and the piano entered with a flourish. (Perhaps their being fellow Frenchmen with a common link to Lyon had something to do with it? Until Summer 2000 Krivine was Director of the Orchestre National de Lyon and Lyon, of course, is the city of Jean-Yves’ birth.)
Liszt is said to have sung “Das versteht Ihr alle nicht!” to the seven opening notes. Which means “This none of you understands!” – referring to the daringly unconventional (and thus unfamiliar) style in which he had fashioned his first piano concerto: in four parts, like a symphony; yet like neither a symphony nor a concerto – the theme repeats and expands in one flowing, seamless movement, without the customary moments of silence between parts. But of course–thanks to pianists like Thibaudet whose elegant artistry and brilliant mastery of his craft never fail to transport the listener, enrapt, from the thematically defining allegro through adagio and scherzo to the resounding finale, via florid cadenzas and surpriseful melodic recitatives with the flute, clarinet, cello, oboe and yes, even the lowly triangle(!)–audiences through the years eventually did understand, as those in LA did, that this is a unique piano concerto and why it has become a favorite of all time.
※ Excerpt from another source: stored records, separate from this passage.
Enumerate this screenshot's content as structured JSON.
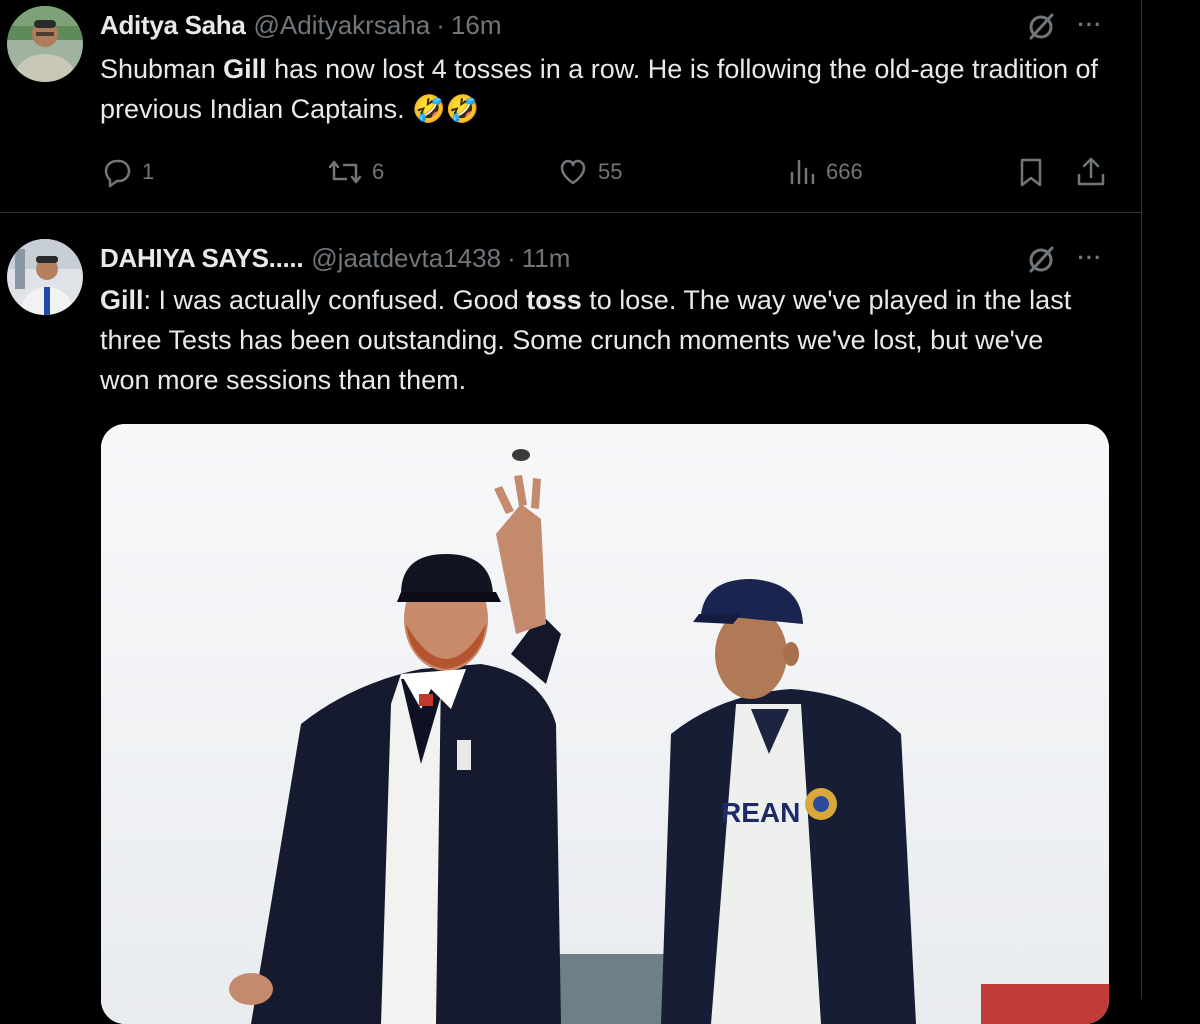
{
  "tweets": [
    {
      "author_name": "Aditya Saha",
      "handle": "@Adityakrsaha",
      "separator": "·",
      "time": "16m",
      "text_parts": [
        "Shubman ",
        "Gill",
        " has now lost 4 tosses in a row. He is following the old-age tradition of previous Indian Captains. ",
        "🤣🤣"
      ],
      "stats": {
        "replies": "1",
        "reposts": "6",
        "likes": "55",
        "views": "666"
      },
      "more_label": "···"
    },
    {
      "author_name": "DAHIYA SAYS.....",
      "handle": "@jaatdevta1438",
      "separator": "·",
      "time": "11m",
      "text_parts": [
        "Gill",
        ": I was actually confused. Good ",
        "toss",
        " to lose. The way we've played in the last three Tests has been outstanding. Some crunch moments we've lost, but we've won more sessions than them."
      ],
      "more_label": "···",
      "media": {
        "description_icon": "photo",
        "shirt_text": "REAN"
      }
    }
  ],
  "icons": {
    "reply": "reply-icon",
    "repost": "repost-icon",
    "like": "heart-icon",
    "views": "views-icon",
    "bookmark": "bookmark-icon",
    "share": "share-icon",
    "grok": "grok-icon",
    "more": "more-icon"
  },
  "colors": {
    "background": "#000000",
    "text_primary": "#e7e9ea",
    "text_secondary": "#71767b",
    "border": "#2f3336"
  }
}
The deathly gripping Totentanz is the Piano Concerto‘s emotional opposite. A series of six variations on the Latin hymn Dies irae (God’s wrath), this less familiar work is suffuse with foreboding. Like the Piano Concerto, the theme is defined at the start, and the subsequent variations provide numerous occasions for a display of shivering flourishes or damning force by the dominant piano, conveying degrees of eeriness and fear and climaxing in the double glissandi (slides across the keyboard with both hands) that Thibaudet delivered with power and finesse.
The second all-orchestral half of the program was equally enjoyable. Deliberate or not, it was clever to have a 20th century composer, who was thought to be an iconoclast in his youth, remind the audience of the classical symphonic form. SERGEI PROKOKIEV’s Symphony No. 1 in D major (“Classical”), composed in the style of HAYDN (i.e., structured, employing the sonata form: exposition, development, and recapitulation), is among the composer’s most lyrical works and is perhaps as classical as PROKOKIEV gets. No wonder it has become a favorite in the modern concert repertory as the audience, taking delight in the familiar, clearly showed. CLAUDE DEBUSSY’s impressionistic La Mer concluded the program, again departing from standard form as it evoked alternating images of playful waves shimmering in the sun and of angry waves lashing against rocks on shore.
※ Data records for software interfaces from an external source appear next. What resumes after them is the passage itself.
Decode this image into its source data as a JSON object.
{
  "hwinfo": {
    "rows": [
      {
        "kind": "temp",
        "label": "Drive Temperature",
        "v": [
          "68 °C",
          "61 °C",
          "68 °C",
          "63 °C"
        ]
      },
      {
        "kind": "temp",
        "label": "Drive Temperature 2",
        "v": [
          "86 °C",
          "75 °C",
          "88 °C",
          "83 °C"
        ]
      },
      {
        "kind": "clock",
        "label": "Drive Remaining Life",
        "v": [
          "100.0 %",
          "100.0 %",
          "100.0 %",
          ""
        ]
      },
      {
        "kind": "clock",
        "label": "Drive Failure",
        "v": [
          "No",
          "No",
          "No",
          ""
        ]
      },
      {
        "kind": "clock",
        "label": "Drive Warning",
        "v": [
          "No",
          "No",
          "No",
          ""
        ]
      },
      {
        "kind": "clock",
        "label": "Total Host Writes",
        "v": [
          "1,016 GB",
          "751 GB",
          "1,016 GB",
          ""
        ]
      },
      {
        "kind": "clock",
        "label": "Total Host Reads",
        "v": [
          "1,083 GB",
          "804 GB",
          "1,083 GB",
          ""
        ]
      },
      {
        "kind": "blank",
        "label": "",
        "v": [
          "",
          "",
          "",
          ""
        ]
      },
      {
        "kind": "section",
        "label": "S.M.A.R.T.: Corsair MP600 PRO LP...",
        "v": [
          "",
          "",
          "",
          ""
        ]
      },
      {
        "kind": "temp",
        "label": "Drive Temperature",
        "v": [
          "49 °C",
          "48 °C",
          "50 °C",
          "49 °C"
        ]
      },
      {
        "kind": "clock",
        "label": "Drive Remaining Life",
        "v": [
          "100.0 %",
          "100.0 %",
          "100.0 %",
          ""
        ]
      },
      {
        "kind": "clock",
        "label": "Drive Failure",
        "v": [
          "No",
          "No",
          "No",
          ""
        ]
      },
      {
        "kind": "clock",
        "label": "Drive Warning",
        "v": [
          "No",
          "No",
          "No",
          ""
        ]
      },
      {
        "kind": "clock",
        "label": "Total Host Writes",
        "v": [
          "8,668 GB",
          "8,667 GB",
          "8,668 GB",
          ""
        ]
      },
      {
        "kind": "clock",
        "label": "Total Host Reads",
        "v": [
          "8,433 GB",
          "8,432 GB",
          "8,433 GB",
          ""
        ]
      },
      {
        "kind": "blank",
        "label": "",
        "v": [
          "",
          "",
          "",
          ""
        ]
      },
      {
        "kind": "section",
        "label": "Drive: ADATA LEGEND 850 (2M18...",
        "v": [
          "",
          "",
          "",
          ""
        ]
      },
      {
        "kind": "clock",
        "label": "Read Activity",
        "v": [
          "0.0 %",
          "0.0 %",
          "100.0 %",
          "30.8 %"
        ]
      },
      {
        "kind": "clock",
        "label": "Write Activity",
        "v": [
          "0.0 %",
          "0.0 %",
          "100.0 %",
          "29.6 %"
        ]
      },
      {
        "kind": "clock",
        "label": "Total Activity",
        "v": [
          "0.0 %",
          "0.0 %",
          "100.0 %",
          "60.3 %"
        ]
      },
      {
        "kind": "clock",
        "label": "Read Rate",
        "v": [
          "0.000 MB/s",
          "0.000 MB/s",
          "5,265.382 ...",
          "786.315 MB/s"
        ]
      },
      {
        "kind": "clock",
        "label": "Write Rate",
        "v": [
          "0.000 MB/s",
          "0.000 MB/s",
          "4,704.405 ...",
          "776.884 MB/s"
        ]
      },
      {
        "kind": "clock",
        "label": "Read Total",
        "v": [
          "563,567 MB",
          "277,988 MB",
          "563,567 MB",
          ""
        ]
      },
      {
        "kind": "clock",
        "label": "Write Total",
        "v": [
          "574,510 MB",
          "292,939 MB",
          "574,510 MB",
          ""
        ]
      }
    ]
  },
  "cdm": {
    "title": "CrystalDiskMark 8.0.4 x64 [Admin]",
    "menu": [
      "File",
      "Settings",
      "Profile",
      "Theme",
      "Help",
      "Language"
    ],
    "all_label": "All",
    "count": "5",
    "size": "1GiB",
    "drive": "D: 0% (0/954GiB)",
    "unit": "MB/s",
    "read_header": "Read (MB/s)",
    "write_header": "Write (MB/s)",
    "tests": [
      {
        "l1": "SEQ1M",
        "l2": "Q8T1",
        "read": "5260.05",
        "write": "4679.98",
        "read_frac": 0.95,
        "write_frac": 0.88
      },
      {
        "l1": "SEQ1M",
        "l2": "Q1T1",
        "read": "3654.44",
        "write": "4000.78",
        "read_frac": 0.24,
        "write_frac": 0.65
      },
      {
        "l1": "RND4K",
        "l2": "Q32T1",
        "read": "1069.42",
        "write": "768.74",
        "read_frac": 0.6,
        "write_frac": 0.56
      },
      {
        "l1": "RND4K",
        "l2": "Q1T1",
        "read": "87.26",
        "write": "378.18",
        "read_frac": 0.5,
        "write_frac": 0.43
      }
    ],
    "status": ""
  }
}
It was quite a variety show, so to speak, of distinctively discrete parts, but so well put together and so masterfully delivered. The resounding standing ovation was certainly well-deserved.
A couple of weeks later in New York City, Mr. Thibaudet made his Carnegie Hall recital debut to great critical and audience acclaim. He had played many concertos in this hallowed hall and elsewhere in the city before, but in his case, familiarity breeds only more admiration.
This time he played an all-French program – the first half devoted to DEBUSSY’s 12 Preludes (the vehicle for his recital debut with the La Jolla Chamber Music Society in 2000), and the second to MAURICE RAVEL’s Miroirs and the final piece from OLIVIER MESSIAEN’s Vingt regards sur l’enfant Jesus, heard in the hall for the very first time. To critics in the audience, this last piece was the evening’s plum prize. He received unanimous high praise for the crisp precision, the delicacy, and the elegance of his playing. Having taken everyone’s breath away, he gave back generously by way of encores from his increasingly eclectic repertoire – LISZT’s transcription of WAGNER’s Tristan und Isolde, a CHOPIN waltz and jazz selections by DUKE ELLINGTON and BILL EVANS, delighting all but those who might have preferred only the more rarefied music of the main program. Indeed for many, the evening ended all too soon. - GBC © FanFaire 2001